Safeguarding the District of Columbia's Supplies and Applying Lessons Learned to Other Systems
GAO-04-974T, Jul 22, 2004
Concerns have been raised about lead in District of Columbia drinking water and how those charged with ensuring the safety of this water have carried out their responsibilities. The 1991 Lead and Copper Rule (LCR) requires water systems to protect drinking water from lead by, among other things, chemically treating it to reduce its corrosiveness and by monitoring tap water samples for evidence of lead corrosion. If enough samples show corrosion, water systems officials are required to notify and educate the public on lead health risks and undertake additional efforts. The Washington Aqueduct, owned and operated by the U.S. Army Corps of Engineers, treats and sells water to the District of Columbia Water and Sewer Authority (WASA), which delivers water to D.C. residents. EPA's Philadelphia Office is charged with overseeing these agencies. GAO is examining (1) the current structure and level of coordination among key government entities that implement the Safe Drinking Water Act's regulations for lead in the District of Columbia, (2) how other drinking water systems conducted public notification and outreach, (3) the availability of data necessary to determine which adult and child populations are at greatest risk of exposure to elevated lead levels, and what information WASA is gathering to help track their health, and (4) the state of research on the health effects of lead exposure. The testimony discusses preliminary results of GAO's work. GAO will report in full at a later date.
This statement discusses GAO's preliminary observations and highlights areas of further examination. One of the key relationships in the effort to ensure the safety of the District's drinking water is the one between WASA, the deliverer of water, and EPA's Philadelphia Office, which oversees WASA's compliance with drinking water regulations. Recent public statements and corrective actions by these parties clearly indicate that coordination and communication between them could have been better in the years preceding the current lead controversy. GAO's future work will examine (to the extent appropriate) the interrelationships among other key agencies (such as the Aqueduct and the D.C. Department of Health); how other water systems in similar situations interacted with federal, state, and local agencies; and what the experiences of these other jurisdictions may suggest concerning how improved coordination can better protect drinking water in the District of Columbia. Other water systems facing elevated lead levels used public notification and education practices that may offer lessons for conducting outreach to water customers. For example, some of the practices of the two water systems we have begun to examine--the Massachusetts Water Resources Authority and the Portland (Oregon) Water Bureau--include tailoring their communications to varied audiences in their service areas, testing the effectiveness of their communication materials, and linking demographic and infrastructure data to identify populations at greatest risk from lead in drinking water. WASA faces challenges in collecting the information needed to identify District citizens at greatest risk from lead in drinking water. Specifically, WASA has partial information on which of its customers have lead service lines, and is in the process of obtaining more complete information. GAO's future work will examine the efforts of other water systems to go one step further by linking data on at-risk populations (such as pregnant mothers, infants, and small children) with data on homes suspected of being served by lead service pipes and other plumbing fixtures that may leach lead into drinking water.
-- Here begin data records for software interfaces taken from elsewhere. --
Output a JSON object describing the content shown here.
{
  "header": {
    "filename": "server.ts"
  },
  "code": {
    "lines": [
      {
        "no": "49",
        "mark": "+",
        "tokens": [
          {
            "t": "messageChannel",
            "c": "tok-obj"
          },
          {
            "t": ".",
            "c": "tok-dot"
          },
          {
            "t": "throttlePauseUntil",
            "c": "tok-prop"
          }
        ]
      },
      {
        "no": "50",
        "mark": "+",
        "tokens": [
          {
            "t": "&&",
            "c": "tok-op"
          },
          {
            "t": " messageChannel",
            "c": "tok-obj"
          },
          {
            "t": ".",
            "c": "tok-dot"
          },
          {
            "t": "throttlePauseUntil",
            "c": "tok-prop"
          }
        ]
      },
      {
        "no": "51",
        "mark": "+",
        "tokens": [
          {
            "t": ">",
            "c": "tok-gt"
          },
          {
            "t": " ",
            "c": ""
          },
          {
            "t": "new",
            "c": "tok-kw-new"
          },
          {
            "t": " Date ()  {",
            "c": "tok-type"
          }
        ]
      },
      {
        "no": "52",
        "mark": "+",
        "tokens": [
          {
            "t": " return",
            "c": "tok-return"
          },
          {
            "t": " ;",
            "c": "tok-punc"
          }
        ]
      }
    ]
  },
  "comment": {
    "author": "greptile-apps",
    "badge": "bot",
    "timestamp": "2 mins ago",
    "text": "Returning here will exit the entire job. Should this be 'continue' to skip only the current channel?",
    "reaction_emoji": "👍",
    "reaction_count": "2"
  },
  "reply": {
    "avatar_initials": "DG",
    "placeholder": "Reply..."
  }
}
Nationally, much is known about the hazards of lead once in the body and how lead from paint, soil, and dust enter the body, but little research has been done to determine actual lead exposure from drinking water, and the information that does exist is dated. In our future work, we will examine the plans of EPA and other organizations to fill this key information gap.